My feeling is that it’s a phenomenon related not just to the Jews and the Holocaust, but to immigrant families as well. The 20th century was a time of massive migrations, even before WWII. In audience discussions following screenings of the film, people all over the world told me they had had the same experience. Their parents didn’t talk to them about the past, but in some cases it was related not to trauma, but to migration and the sense that it was necessary to cut off one’s roots in order to build a new life.
There is a special aspect to this with the families of German Jews, however. In the film, I visit my cousin in Germany. He also didn’t know about his own great-grandmother’s fate. For years he thought his parents didn’t tell him because they wanted to protect him. Later, he understood they didn’t tell him because they wanted to protect themselves. There was a lot of wisdom in that. It applies to my grandparents as well. It’s easy to explain why they hid their relationship with the von Mildensteins, but why didn’t they tell their daughter that her own grandmother died in Riga? They wanted to protect themselves.
Protect themselves how?
They were torn. They really longed for Germany. Before Hitler, German Jews were completely equal citizens. My grandfather was a judge—not a judge for Jews, a judge for Germans! He was a real patriotic German who fought at the front in WWI. This ambiguity, this paradox—they were the victims but also part of the nation that committed the crimes—they couldn’t settle it. Each summer they went back. How could they go back to those people, to their friends who committed those crimes? Sometimes the human answer is denial.
The film also paints a vivid portrait of Yekke culture through the objects in your grandparents’ apartment. What was your relationship to that culture growing up?
It was a mix of attraction and dis-attraction. When I was a youngster in the 70s, there was strong and obvious hate toward Germany in Israel. People hated German products, German names, the German language. No one would ever drive a Volkswagen or Mercedes, even if they could afford it. On the other hand, when I visited my grandparents, this scene with all those books and all that culture, education, and poetry—I was so attracted to it. It was all those big names: Mozart, Goethe, Schiller, Schopenhauer—giants of Western culture. I was attracted to this cultural world that was present on my grandparent’s bookshelf, but the echo of the horror that grew from this culture was always in the background.
My previous film was about Yiddish theater. When we made it, people said “who cares about Yiddish in Israel?” But the film was very successful in Israel. People watched it and thought “Yes! This is our culture.” I can say the same thing about this film. In Israel there is a big revival of Yekke culture.
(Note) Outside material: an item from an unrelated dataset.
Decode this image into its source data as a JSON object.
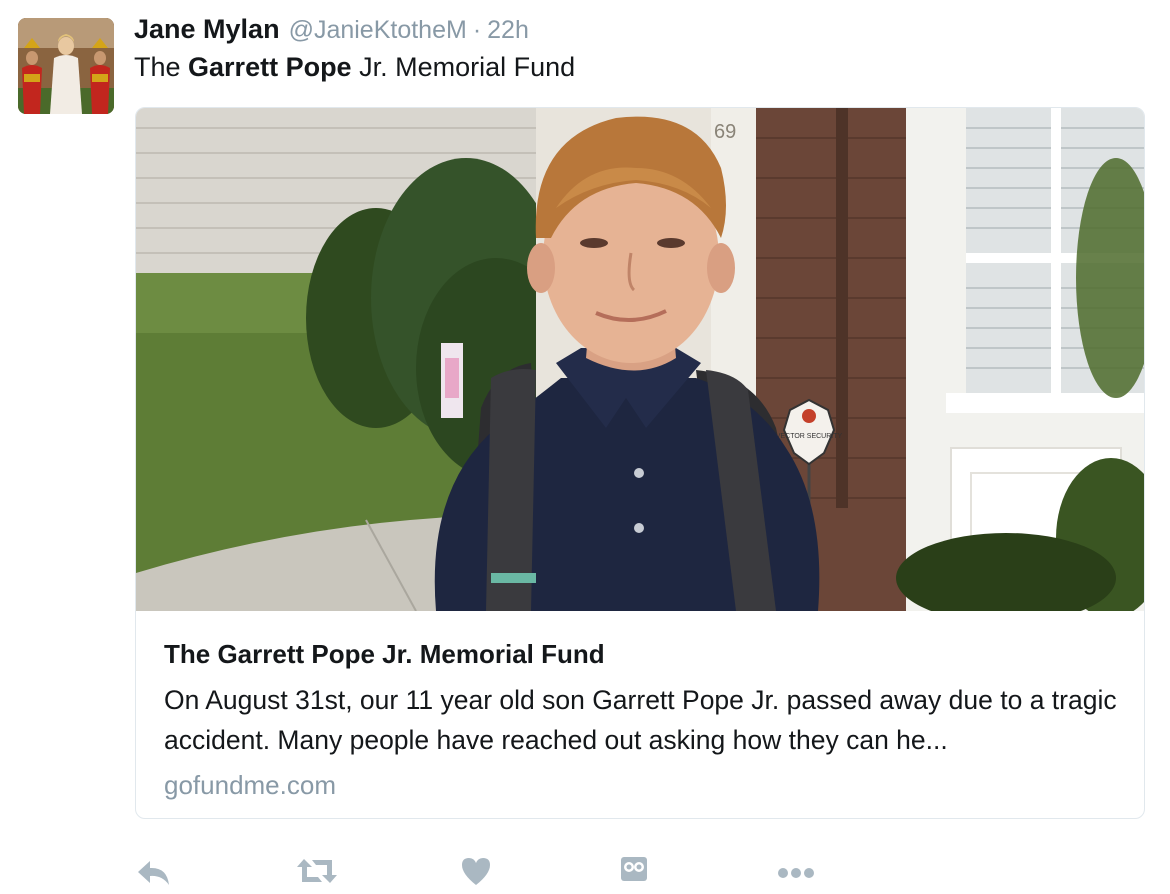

When Israel was founded, there was the sense that it was necessary to build a new country with new people by cutting off the Diaspora roots. Now people feel that they missed something. Not just among the Ashkenazim, but among the Sephardim as well.